This non-precedential Third Circuit opinion affirmed the trial court’s opinion granting summary judgment to the insurer on a statutory bad faith claim. (We will not repeat the facts, but instead link to our previous summary of the trial court opinion).
In reciting the elements of bad faith, among other things, the appellate panel stated that because the carrier “ultimately paid the full policy limit, Appellants’ bad faith claim is based on the company’s investigation of [the] claim.” The court cited the Superior Court’s decision Rancosky v. Wash. National Ins. Co., for the proposition that “Bad faith conduct includes lack of good faith investigation into the facts.” The court does not address the issue of whether poor claims handling alone, without the denial of a benefit, can be bad faith. The trial court had noted that a long enough delay in handling the claim can be treated as the equivalent of a denial of a benefit, but the Third Circuit did not address this nuance.
In addressing the merits, the appellate court first looked at plaintiff’s assertions that there was a “predisposition toward denial” and that the insurer “focused upon exclusion and accepted no facts contrary to its initial conclusion” (theories that harken bank to the 2003 Luzerne County Court decision). However, the Third Circuit agreed that “the claims file showed that [the insurer] evaluated [the]claim, consulted with legal counsel, and tried to determine” the key issue of employment status.
Moreover, the insurer did not deny the claim, but filed a declaratory judgment action to determine this key issue and how it affected coverage. The insurer’s ultimately paying the policy’s liability limit demonstrated its willingness to consider new evidence and adjust its position. The court added that: “In any event, [the insurer] had the right to investigate [the]claim and determine whether it was covered under the policy, regardless of whether [the insurer] initially sought to exclude the claim. Citing its own prior precedent: “[A]n insurer does not act in bad faith by investigating and litigating legitimate issues of coverage.”
The appellate court agreed that there was no bad faith under Pennsylvania law in filing a declaratory judgment action to seek a coverage determination, to resolve legal ambiguities after it had investigated the facts of the claim. The court observed that the insurer had consulted with in-house counsel before the decision to file the declaratory judgment action, showing that the insurer was still considering the insured’s claim.

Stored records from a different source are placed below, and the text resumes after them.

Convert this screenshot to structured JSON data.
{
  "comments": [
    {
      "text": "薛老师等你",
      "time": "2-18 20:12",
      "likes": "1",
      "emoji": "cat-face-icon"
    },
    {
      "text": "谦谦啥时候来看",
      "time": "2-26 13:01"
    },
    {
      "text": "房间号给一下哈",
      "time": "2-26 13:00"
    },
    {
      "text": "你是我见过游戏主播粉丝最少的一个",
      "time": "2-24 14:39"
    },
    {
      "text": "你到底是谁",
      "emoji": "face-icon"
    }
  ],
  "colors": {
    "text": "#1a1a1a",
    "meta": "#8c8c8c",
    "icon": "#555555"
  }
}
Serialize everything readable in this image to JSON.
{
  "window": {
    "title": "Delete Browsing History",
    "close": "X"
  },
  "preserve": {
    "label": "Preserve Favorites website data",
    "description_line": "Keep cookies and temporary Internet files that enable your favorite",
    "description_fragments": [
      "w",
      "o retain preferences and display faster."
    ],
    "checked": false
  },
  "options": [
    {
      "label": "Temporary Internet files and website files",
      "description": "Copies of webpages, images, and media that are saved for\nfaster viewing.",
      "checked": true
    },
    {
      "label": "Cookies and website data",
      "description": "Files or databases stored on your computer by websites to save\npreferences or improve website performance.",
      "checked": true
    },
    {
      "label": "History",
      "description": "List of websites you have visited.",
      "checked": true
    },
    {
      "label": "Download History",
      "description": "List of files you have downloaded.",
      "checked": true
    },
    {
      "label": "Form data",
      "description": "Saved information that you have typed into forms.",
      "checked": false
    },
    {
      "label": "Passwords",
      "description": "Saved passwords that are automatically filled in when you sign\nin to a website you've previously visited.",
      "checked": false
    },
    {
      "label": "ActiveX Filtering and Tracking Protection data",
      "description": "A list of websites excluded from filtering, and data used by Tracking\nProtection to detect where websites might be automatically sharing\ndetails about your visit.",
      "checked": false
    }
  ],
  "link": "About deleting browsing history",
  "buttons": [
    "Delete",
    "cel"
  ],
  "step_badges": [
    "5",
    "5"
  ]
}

The court affirmed the grant of summary judgment on the bad faith claim.
Date of decision: October 4, 2016
Bodnar v. Nationwide Mut. Ins. Co., No. 15-3485, 2016 U.S. App. LEXIS 17903 (3d Cir. Oct. 4, 2016) (Hardiman, McKee, Rendell, JJ.)